At a House Oversight Committee hearing, Representative Trey Gowdy (R-SC) gave the people in attendance a valuable lesson on the Second Amendment.
While questioning Department of Homeland Security (DHS) secretary Kelli Ann Burriesci, Gowdy attacked the department’s practice of preventing Americans of their right to bear arms if they have been put on the terrorist watch list.
During the hearing, he said, “My question is, can you name another constitutional right we have that is chilled until you find out it’s chilled, and then you have to petition the government to get it back? Is that true with the First Amendment?”
It started when Gowdy first asked what process DHS goes through when they put an American citizen on the terrorist watchlist:
“What process is afforded a U.S. citizen, not someone who’s overstayed a visa, not someone who crossed a border without permission, but an American citizen—what process is currently afforded an American citizen before they go on that list?”
A flummoxed Burriesci seemed unable to provide a reasonable answer. “I’m sorry, um, there’s not a process afforded the citizen prior to getting on the list,” she said. “There is a process should someone feel they’re unduly placed on the list.”
Burriesci’s “answer” wasn’t good enough for the Representative. He continued, “Yes there is. When I say ‘process’ I’m actually using half of the term ‘due process,’ which is a phrase we find in the Constitution, that you cannot deprive people of certain things without due process,” he said. “So I understand [Center for American Progress fellow Ken Gude]’s idea, which is to wait until your right has been taken from you and then you can petition the government to get it back. I understand that that’s his idea.”
He then asked Burriesci to name “another constitutional right we have that is chilled until you find out it’s chilled, and then you have to petition the government to get it back? Is that true with the First Amendment?”
Gowdy and Burriesci went back and forth in this fashion until Burriesci admitted that she knew of no other constitutional amendment that could be deprived an American citizen without due process.
Ever since Omar Mateen murdered almost 50 people at a nightclub in Florida, leftist politicians have been furthering their anti-gun agenda by keeping people who are on the terrorist watchlist from purchasing weapons. They support their arguments by pointing out the fact that Omar Mateen had been on the terrorist watchlist previously. Of course, they leave out the fact that by the time he carried out his shooting, he had already been removed from the list.
The problem that Gowdy correctly identifies is the fact that Homeland Security is not applying due process to American citizens who they place on the list. Instead, they have created their own criteria for targeting an individual for the watch list.

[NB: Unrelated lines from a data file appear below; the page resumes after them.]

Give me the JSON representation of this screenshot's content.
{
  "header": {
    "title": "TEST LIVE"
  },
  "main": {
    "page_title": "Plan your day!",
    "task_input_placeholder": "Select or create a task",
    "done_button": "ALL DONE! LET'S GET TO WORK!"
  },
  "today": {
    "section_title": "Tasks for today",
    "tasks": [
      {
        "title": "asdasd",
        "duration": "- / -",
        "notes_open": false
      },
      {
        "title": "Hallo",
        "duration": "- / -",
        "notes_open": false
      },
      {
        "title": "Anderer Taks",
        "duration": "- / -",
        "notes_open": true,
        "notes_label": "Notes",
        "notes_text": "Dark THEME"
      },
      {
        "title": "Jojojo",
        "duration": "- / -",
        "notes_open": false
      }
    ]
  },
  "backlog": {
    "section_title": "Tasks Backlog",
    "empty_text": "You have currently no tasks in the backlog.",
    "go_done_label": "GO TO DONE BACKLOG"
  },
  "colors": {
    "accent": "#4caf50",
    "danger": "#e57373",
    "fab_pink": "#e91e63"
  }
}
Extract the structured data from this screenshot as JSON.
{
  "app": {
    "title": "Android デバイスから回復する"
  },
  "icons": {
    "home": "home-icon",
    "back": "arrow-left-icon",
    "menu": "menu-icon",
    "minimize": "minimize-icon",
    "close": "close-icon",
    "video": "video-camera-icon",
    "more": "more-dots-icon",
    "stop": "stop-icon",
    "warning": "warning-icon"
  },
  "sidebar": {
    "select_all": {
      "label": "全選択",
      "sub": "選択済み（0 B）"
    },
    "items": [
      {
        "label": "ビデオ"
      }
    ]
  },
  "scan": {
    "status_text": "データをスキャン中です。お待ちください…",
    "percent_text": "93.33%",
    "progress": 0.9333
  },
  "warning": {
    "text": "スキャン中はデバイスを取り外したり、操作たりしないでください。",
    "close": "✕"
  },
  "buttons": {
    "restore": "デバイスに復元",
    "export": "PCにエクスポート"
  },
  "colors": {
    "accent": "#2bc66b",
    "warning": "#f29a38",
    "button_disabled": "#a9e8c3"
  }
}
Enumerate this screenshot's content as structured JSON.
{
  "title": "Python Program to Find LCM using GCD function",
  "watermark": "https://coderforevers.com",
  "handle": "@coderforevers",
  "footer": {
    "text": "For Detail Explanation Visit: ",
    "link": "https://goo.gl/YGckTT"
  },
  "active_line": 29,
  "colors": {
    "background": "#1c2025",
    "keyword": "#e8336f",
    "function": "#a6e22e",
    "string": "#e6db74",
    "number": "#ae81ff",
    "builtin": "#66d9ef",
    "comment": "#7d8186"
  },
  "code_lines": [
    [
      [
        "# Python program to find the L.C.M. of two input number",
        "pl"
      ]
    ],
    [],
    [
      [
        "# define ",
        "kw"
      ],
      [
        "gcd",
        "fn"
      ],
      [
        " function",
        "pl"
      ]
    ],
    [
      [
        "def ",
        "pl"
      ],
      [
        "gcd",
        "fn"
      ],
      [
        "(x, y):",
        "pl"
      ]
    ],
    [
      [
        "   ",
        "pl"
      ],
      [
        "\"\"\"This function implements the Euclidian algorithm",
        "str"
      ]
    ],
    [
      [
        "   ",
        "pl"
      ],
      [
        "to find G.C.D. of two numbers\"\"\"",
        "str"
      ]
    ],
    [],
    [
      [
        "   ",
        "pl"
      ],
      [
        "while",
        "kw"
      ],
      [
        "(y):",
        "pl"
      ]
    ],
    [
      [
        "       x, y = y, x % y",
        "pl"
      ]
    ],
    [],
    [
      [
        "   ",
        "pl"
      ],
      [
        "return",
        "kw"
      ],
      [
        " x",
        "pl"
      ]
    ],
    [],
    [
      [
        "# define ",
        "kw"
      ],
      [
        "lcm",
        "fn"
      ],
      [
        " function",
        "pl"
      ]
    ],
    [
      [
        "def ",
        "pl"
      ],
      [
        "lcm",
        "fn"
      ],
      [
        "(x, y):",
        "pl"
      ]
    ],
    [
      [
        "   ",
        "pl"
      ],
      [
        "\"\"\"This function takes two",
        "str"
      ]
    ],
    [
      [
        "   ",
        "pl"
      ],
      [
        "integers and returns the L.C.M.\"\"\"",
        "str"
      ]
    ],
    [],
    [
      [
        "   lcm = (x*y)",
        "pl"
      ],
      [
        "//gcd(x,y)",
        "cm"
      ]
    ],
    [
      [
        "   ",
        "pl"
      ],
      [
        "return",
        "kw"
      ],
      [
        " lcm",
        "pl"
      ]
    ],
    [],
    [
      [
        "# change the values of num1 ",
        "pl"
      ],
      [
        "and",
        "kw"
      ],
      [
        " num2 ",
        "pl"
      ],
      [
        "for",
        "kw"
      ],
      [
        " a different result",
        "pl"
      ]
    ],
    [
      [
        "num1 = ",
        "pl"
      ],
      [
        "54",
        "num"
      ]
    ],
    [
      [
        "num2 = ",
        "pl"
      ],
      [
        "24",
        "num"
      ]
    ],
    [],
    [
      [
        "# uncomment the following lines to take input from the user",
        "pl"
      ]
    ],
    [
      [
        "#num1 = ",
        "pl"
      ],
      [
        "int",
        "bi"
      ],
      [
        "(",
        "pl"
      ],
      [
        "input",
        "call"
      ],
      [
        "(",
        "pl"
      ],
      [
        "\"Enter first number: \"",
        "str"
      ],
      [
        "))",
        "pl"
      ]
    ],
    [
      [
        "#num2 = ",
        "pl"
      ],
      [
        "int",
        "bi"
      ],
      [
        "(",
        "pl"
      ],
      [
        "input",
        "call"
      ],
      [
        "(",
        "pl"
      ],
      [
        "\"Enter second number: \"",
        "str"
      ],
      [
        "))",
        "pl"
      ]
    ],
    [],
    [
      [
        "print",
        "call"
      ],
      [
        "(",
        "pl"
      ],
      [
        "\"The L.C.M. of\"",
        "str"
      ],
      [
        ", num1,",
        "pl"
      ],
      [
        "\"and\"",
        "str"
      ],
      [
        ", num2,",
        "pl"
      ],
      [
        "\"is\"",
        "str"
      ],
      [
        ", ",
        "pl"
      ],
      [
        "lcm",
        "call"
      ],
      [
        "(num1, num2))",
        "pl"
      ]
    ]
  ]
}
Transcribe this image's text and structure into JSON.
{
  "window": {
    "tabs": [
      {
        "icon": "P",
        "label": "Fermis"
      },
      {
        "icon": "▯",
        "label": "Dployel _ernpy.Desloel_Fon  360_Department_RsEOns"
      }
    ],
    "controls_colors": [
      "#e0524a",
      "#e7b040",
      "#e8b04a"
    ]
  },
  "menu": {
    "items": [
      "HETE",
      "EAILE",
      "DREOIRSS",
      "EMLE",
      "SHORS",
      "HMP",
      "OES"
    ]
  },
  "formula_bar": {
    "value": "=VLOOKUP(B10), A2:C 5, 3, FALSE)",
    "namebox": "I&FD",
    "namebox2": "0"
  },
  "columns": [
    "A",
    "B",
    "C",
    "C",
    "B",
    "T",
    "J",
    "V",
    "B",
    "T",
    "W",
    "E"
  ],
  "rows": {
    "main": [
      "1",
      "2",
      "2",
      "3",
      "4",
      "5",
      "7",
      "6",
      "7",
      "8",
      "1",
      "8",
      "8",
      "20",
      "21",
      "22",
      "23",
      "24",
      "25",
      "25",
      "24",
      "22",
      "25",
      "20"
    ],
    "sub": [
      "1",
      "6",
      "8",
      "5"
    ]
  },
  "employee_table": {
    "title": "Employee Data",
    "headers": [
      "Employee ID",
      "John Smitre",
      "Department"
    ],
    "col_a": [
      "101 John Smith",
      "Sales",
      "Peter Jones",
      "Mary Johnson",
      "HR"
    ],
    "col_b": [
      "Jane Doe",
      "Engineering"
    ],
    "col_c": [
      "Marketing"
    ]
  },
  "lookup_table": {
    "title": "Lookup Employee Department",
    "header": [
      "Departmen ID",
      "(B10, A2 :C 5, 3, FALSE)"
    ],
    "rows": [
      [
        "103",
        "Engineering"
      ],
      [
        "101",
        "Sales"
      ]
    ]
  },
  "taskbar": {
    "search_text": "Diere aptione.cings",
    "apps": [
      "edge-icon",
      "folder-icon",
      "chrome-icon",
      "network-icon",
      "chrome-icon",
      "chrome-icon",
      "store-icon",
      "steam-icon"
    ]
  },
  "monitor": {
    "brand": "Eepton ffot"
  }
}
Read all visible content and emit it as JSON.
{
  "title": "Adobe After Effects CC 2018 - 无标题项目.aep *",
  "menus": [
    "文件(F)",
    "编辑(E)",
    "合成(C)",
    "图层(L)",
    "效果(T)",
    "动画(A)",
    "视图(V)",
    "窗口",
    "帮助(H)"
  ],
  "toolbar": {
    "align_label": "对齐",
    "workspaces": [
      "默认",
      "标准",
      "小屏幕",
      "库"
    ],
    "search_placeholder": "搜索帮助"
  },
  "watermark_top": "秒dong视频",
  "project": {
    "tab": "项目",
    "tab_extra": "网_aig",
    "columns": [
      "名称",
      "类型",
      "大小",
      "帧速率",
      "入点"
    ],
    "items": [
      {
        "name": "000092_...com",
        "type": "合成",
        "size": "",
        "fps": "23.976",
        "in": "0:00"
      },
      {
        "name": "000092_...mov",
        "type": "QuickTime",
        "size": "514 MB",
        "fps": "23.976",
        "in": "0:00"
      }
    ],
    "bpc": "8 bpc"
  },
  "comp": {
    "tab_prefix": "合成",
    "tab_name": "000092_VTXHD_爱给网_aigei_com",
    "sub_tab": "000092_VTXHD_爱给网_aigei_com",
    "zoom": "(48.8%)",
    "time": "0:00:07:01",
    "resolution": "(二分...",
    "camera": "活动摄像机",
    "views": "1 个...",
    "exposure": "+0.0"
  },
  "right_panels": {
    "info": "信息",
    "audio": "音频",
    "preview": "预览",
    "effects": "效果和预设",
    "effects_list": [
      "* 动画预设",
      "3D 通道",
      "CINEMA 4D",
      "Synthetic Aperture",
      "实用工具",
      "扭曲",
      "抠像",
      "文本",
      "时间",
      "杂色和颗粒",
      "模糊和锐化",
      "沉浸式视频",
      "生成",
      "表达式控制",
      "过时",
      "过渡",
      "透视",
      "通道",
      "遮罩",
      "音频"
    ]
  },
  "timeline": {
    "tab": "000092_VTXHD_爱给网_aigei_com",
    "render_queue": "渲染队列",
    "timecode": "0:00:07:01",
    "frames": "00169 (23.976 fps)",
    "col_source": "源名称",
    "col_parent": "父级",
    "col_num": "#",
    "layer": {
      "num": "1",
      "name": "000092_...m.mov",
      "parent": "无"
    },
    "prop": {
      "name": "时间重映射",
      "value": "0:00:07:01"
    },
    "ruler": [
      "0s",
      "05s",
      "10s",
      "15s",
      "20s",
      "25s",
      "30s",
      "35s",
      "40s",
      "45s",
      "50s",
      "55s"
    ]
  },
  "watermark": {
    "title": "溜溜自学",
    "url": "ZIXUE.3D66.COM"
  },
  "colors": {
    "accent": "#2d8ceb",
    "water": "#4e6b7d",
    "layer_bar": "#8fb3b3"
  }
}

These include:
- Raising suspicions of being involved in terrorism (no concrete evidence is required).
- Being acquainted with, or related to, someone who is suspected of being involved in terrorism.
- Posting something on social media that someone might deem suspicious.
These are only some of the guidelines DHS follows, but in some cases, it appears that some people are added to the list randomly. In one case, a 4-year old boy was placed on the terrorist watch list. Perhaps one of his toys looked like a suicide vest?
While DHS does work hard to keep Americans safe, they must still ensure that they are protecting our rights. Their system for placing Americans on the watch list are obviously flawed, and in the end, the Constitution does not allow the government to deprive a citizen of their rights without due process. Hopefully, the rest of Congress will take Gowdy’s lesson to heart.